M. Rickard, K. McQueen, P. Hayden
Apr 1, 1996
Australian Journal of Earth Sciences

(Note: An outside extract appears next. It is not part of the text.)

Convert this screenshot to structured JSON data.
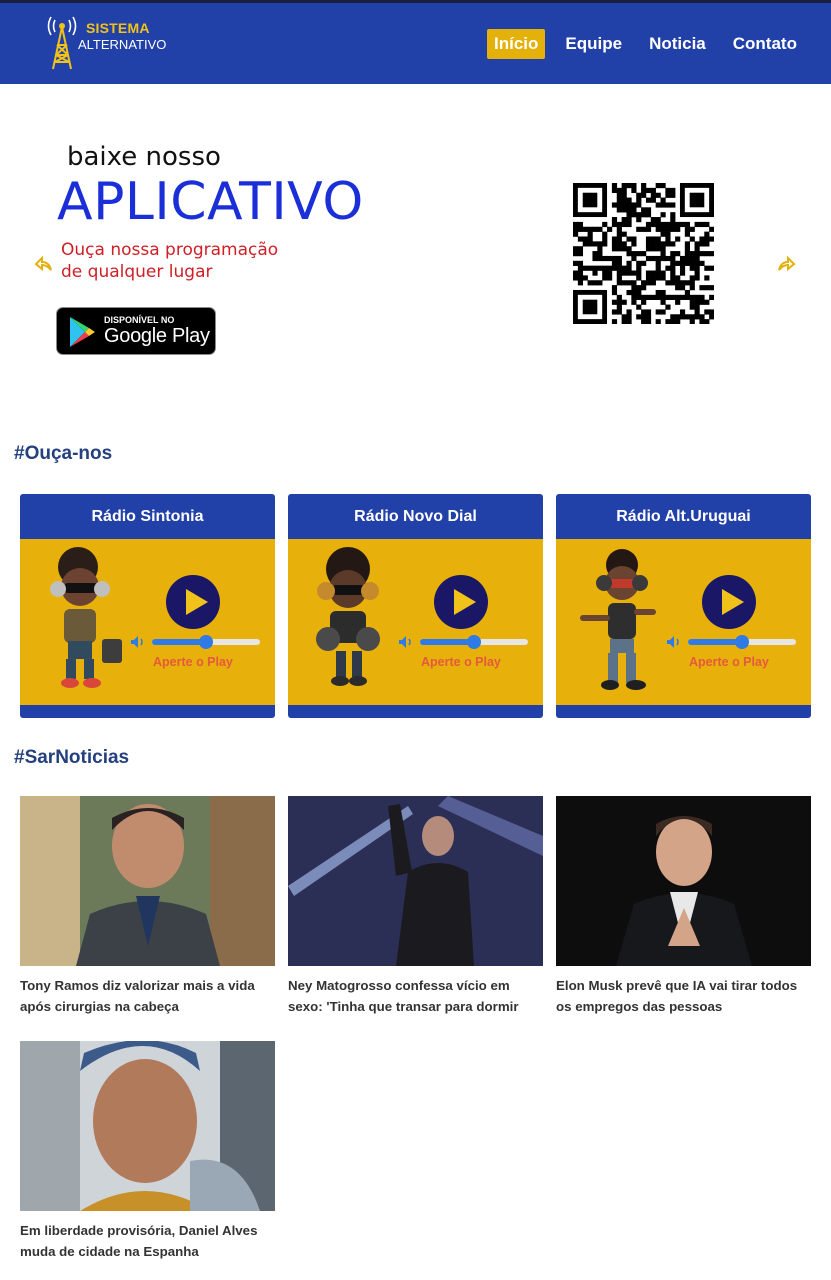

The Cowarra gold deposit is an epigenetic, structurally controlled, gold‐bearing sulfide vein system in a regional shear zone developed within isoclinally folded Ordovician turbidites. Gold occurs mainly in sulfide‐rich veins parallel to the axial cleavage or shears on fold limbs. There are seven sets of quartz veins, but they contain only minor gold. The mineralised shears lie within a zone of strong fold‐plunge variation, in the chlorite zone of a regional metamorphic complex, and to the west of the Bega Batholith. However, gold is not related to metamorphic outflushing, but more likely to sulfide‐rich fluids derived from depth during intrusion of I‐type granites of the Michelago Igneous Complex. The local control for sulfide veining was decompressional dilation of axial planar structures shortly after folding and shearing; this is unlike the structural control described for most deposits from this and similar terrains. Subsequent normal, strike‐slip and reverse fault movements in the shear zone develop...